"My best me with the iPad is more near to me than me without the iPad."
-Allison Keller via her iPad speech application


About the Allison Keller Education Technology Program:

Realizing the gains that many people with autism have achieved using the iPad, the Allison Keller Education Technology Program was created in honor of Flutie Foundation Board Member Kevin Lane Keller's daughter Allison. The goal of the program is to help fill the financial and technological gap for schools and organizations that assist individuals with autism. Since 2012, the Flutie Foundation has granted over $320,000 to 69 schools and organizations for programs specifically serving individuals with autism that have an established technology program in place or have expressed an interest in starting a program using the iPad or other technology tools.

Applications will be considered for any technology tools and/or training that improve learning outcomes or performance. Maximum request is $7,500.00.  Examples include but are not limited to:

Tablets & Accessories
Technology Training

Applicants must show evidence of a current curriculum that is utilizing education technology or outline their plan for instituting a program and for training staff on appropriate use of the technology and associated apps for individuals with Autism Spectrum Disorder. One program per public school district is eligible to be awarded an Allison Keller Education Technology grant annually.


CLICK HERE to see the 2016 Allison Keller Education Technology Program recipients!

Geographic Focus:

  • Massachusetts
  • Other New England States including Vermont, New Hampshire, Maine, Rhode Island and Connecticut
  • New York
  • New Jersey
  • Southern California including San Diego County, Los Angeles County and Orange County
  • Central Florida including Marion, Volusia, Sumter, Lake, Seminole, Orange, Osceola & Brevard Counties
  • Select Canadian Cities including Toronto, Calgary & Vancouver 


How To Apply:  

The Allison Keller Education Technology Application is now closed.

The application process is available online. Each organization seeking funding will need to sign up to create a new account regardless of applying in previous grant cycles. Once you have signed up, you can return to the application as necessary to complete the application prior to the deadline. Please note, the following are requirements and must be uploaded to your application:
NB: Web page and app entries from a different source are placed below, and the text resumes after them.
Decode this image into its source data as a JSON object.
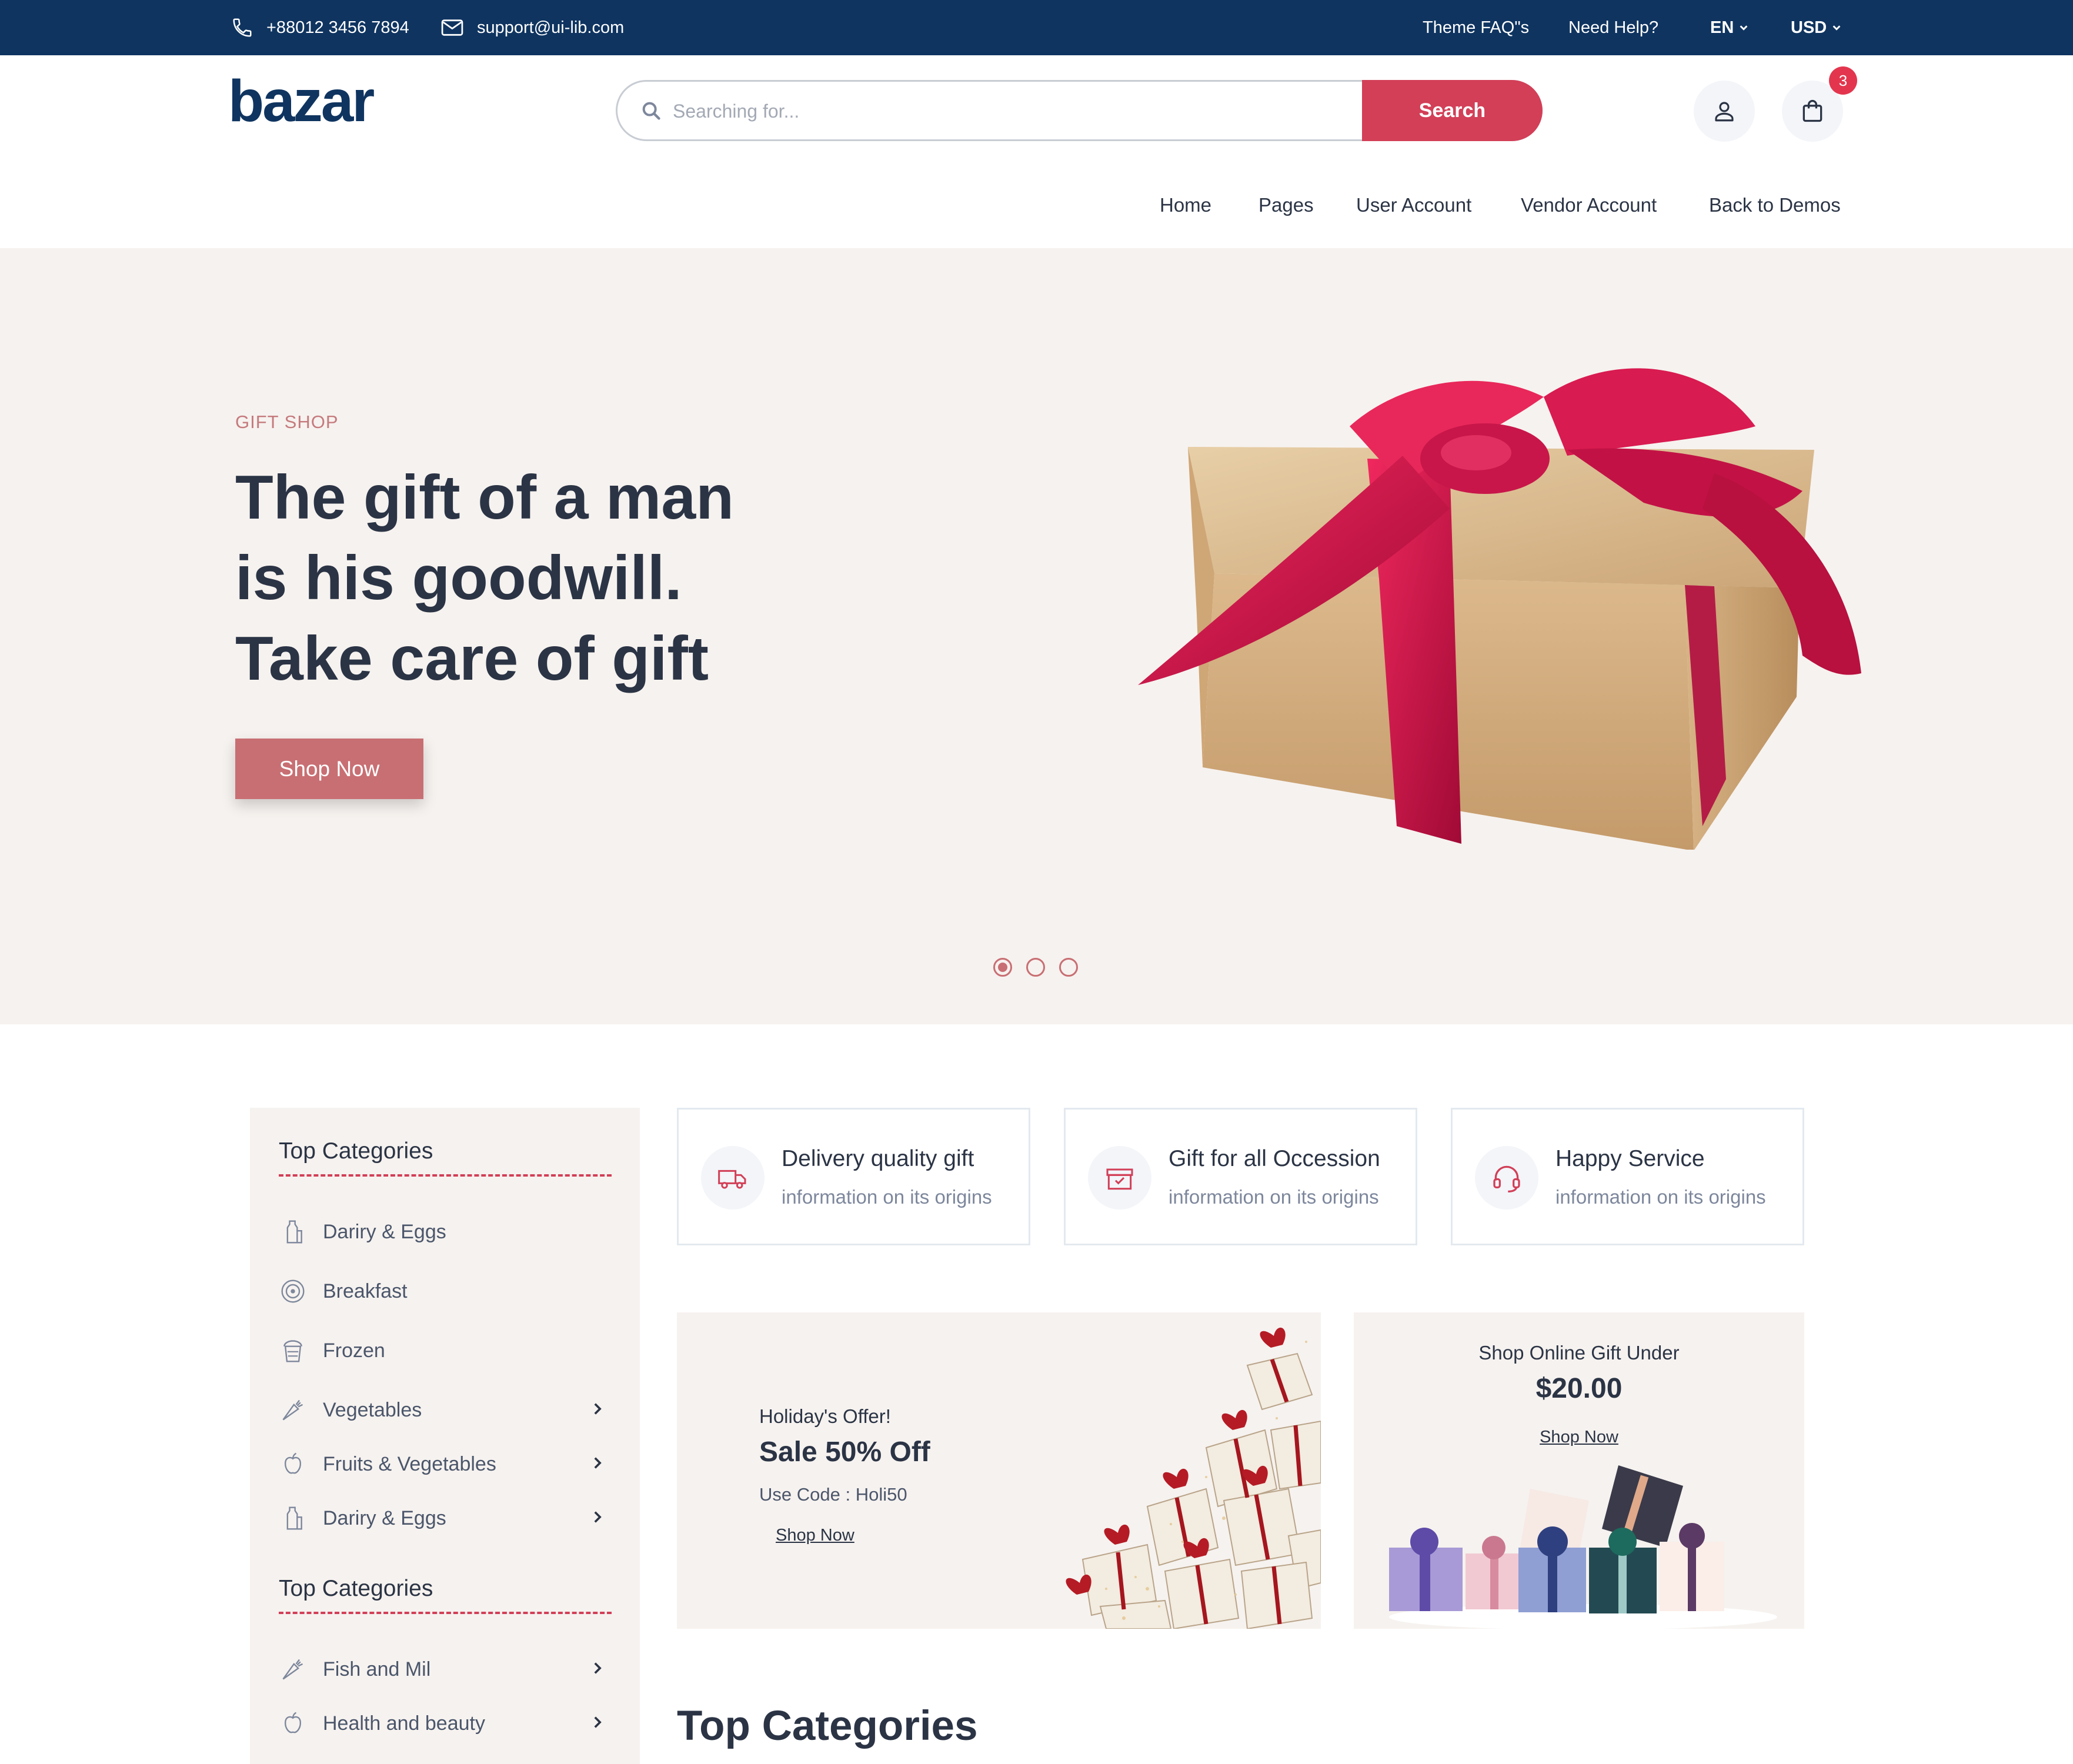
{
  "topbar": {
    "phone": "+88012 3456 7894",
    "email": "support@ui-lib.com",
    "links": [
      "Theme FAQ\"s",
      "Need Help?"
    ],
    "language": "EN",
    "currency": "USD"
  },
  "header": {
    "logo_text": "bazar",
    "search_placeholder": "Searching for...",
    "search_button": "Search",
    "cart_count": "3",
    "nav": [
      "Home",
      "Pages",
      "User Account",
      "Vendor Account",
      "Back to Demos"
    ]
  },
  "hero": {
    "tag": "GIFT SHOP",
    "title_lines": [
      "The gift of a man",
      "is his goodwill.",
      "Take care of gift"
    ],
    "button": "Shop Now",
    "slides": 3,
    "active_slide": 1
  },
  "sidebar": {
    "sections": [
      {
        "title": "Top Categories",
        "items": [
          {
            "label": "Dariry & Eggs",
            "icon": "milk-bottle-icon",
            "has_submenu": false
          },
          {
            "label": "Breakfast",
            "icon": "breakfast-plate-icon",
            "has_submenu": false
          },
          {
            "label": "Frozen",
            "icon": "frozen-cup-icon",
            "has_submenu": false
          },
          {
            "label": "Vegetables",
            "icon": "carrot-icon",
            "has_submenu": true
          },
          {
            "label": "Fruits & Vegetables",
            "icon": "apple-icon",
            "has_submenu": true
          },
          {
            "label": "Dariry & Eggs",
            "icon": "milk-bottle-icon",
            "has_submenu": true
          }
        ]
      },
      {
        "title": "Top Categories",
        "items": [
          {
            "label": "Fish and Mil",
            "icon": "carrot-icon",
            "has_submenu": true
          },
          {
            "label": "Health and beauty",
            "icon": "apple-icon",
            "has_submenu": true
          }
        ]
      }
    ]
  },
  "services": [
    {
      "title": "Delivery quality gift",
      "subtitle": "information on its origins",
      "icon": "delivery-truck-icon"
    },
    {
      "title": "Gift for all Occession",
      "subtitle": "information on its origins",
      "icon": "gift-box-icon"
    },
    {
      "title": "Happy Service",
      "subtitle": "information on its origins",
      "icon": "headset-icon"
    }
  ],
  "promo_holiday": {
    "kicker": "Holiday's Offer!",
    "headline": "Sale 50% Off",
    "code": "Use Code : Holi50",
    "link": "Shop Now"
  },
  "promo_under": {
    "kicker": "Shop Online Gift Under",
    "price": "$20.00",
    "link": "Shop Now"
  },
  "section_title": "Top Categories",
  "colors": {
    "topbar": "#0f3460",
    "primary": "#d23f57",
    "hero_bg": "#f6f2ef",
    "hero_button": "#c86f73",
    "text": "#2b3445"
  }
}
  • Itemized budget for school/organization technology program. For public schools, this can be the budget for the specific autism program within the school system (include training, accessories & software expenses). Program budget must clearly show how Flutie Foundation funding will be distributed.
  • IRS 501 (c)(3) Tax Determination Letter. If N/A, please include Certificate of Exemption.
  • Most recent 990 Form
  • 2 Recommendation letters


Grant recipients will be required to complete an interim report 6 months after being awarded the funding and a final report 12 months after receipt outlining progress, challenges and overall success. Report guidelines will be provided by the Doug Flutie, Jr. Foundation along with the due dates for the reports. Failure to file a report may affect future consideration of grants from the Flutie Foundation.


If you have questions regarding the Allison Keller Education Technology Program please contact Lisa Collins at lcollins@flutiefoundation.org

About Ali Keller

Allison Keller is 21 years old and a graduate of Hanover High School in Hanover, NH. Ali was diagnosed with autism at an early age when she exhibited a speech delay. Ali still faces many communication problems and generally uses 2-3 word sentences to express her wishes. She also has some sensory issues and has battled seizures when she reached her teenage years. Through it all, however, Ali has always been upbeat, patient, positive, and brave. She leads an active life and outside school is involved with horseback riding, snowshoeing, swimming, bowling and taking long walks. An active participant in Special Olympics and Unified Track & Field, Ali also loves music and going to movies. A big breakthrough came when Ali was 12 and the Kellers discovered Facilitated Communication (FC) via the computer. They learned that underneath the cloud of autism, there was a bright girl with a great sense of humor who was developing in many ways like a typically developing teenager. The iPad has made facilitated communication that much easier in addition to offering many other benefits.